archives

Department for Work and Pensions

This tag is associated with 19 posts

Mandatory reconsideration: Inadequate by design

By Robert Thomas and Joe Tomlinson In September 2017, the Work and Pensions Committee launched an inquiry into how the assessment processes for Employment Support Allowance (ESA) and Personal Independence Payments (PIP) are handled by Department for Work and Pensions (DWP) contractors ATOS, Capita and Maximus, and how the application, assessment and appeals processes for … Continue reading

What’s new in administrative justice, September 2016
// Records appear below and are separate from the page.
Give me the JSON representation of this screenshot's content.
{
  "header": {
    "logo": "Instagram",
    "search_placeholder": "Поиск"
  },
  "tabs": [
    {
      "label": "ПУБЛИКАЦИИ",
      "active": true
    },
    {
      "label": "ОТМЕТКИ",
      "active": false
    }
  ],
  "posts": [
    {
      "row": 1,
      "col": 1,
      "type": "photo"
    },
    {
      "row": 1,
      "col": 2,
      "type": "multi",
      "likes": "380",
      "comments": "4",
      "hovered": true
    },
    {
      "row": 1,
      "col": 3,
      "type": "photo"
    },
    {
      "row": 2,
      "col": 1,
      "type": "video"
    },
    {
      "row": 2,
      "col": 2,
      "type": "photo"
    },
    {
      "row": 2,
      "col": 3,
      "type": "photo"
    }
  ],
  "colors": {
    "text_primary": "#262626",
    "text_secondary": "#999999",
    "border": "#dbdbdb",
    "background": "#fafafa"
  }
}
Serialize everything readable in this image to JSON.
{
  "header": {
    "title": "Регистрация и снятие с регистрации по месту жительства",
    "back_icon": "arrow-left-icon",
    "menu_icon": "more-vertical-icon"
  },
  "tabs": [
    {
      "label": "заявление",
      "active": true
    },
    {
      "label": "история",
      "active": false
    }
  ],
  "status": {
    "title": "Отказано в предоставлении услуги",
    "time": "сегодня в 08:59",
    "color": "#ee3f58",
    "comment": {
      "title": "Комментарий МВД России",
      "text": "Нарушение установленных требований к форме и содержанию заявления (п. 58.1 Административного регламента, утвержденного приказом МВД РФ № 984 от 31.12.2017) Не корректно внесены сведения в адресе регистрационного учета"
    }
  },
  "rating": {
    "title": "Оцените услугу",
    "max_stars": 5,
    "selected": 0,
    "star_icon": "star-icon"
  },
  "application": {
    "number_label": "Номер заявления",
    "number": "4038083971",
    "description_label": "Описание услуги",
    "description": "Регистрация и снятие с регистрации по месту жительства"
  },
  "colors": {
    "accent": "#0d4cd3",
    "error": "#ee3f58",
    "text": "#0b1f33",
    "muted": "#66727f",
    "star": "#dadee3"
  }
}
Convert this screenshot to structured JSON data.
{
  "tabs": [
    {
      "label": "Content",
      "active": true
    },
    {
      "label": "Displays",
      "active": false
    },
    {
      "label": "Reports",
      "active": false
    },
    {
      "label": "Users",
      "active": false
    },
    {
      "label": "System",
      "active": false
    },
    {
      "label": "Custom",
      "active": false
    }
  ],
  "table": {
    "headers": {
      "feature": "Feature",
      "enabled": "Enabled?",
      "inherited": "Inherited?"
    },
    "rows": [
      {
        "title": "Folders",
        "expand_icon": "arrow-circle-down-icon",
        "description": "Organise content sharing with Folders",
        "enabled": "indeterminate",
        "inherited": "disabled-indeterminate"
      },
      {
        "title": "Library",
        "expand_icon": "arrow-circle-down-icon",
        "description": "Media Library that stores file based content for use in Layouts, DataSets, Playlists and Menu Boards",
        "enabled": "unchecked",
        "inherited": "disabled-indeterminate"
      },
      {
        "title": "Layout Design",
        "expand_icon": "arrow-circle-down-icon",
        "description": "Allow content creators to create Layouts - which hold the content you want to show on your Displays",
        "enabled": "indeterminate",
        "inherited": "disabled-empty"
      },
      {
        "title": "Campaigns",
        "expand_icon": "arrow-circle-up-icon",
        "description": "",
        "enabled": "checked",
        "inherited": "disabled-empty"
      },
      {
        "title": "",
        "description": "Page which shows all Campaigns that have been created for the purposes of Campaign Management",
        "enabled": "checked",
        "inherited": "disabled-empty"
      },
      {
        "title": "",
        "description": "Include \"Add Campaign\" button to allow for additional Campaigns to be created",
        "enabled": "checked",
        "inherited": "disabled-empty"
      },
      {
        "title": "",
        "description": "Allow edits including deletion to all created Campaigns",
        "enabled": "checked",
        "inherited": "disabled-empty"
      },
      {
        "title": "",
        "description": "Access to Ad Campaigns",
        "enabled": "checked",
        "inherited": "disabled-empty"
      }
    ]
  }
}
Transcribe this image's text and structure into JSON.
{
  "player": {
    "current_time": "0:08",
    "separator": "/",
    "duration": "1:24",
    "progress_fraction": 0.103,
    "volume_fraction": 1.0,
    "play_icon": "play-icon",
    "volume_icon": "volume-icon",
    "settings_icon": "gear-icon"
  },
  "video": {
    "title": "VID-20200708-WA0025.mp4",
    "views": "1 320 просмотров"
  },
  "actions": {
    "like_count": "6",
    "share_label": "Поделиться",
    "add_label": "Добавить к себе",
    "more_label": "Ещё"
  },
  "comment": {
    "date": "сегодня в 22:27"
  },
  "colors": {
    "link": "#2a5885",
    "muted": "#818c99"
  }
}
Parliament The Joint Committee on Human Rights has published a report on the Government’s proposals for a Counter-Extremism Bill. The Committee cautioned against introducing further legislation in this area, suggesting that the Government should instead use the existing extensive legal framework for dealing with people who promote violence. Advocate General Saugmansagard Øe of the Court … Continue reading

Report shines a spotlight on initial decision-making and Mandatory Reconsideration

Every year the Department for Work and Pensions (DWP) makes 12 million decisions on social security benefits. As the Social Security Advisory Committee (SSAC) notes in a recent report, with such volumes it’s not surprising if mistakes are made. Only a small proportion of these decisions are challenged by claimants, but the processes for review … Continue reading

Mandatory reconsideration: what do the latest stats tell us?

By Robert Thomas Readers of this blog will be well-aware of mandatory reconsideration (MR) and the discussion surrounding it. More than half a million MR decisions have been made since the introduction of MR in 2013, making this one of the largest areas of administrative decision-making. The Department for Work and Pensions (DWP) recently published … Continue reading

Seminar on initial decision-making, internal review and administrative justice

Mandatory reconsideration is something of a hybrid feature of administrative justice. In terms of design, this is obvious. It is a form of redress in one sense, but it is also a form of primary decision-making in another. By Robert Thomas and Joseph Tomlinson, School of Law, University of Manchester We recently held a joint UKAJI/University … Continue reading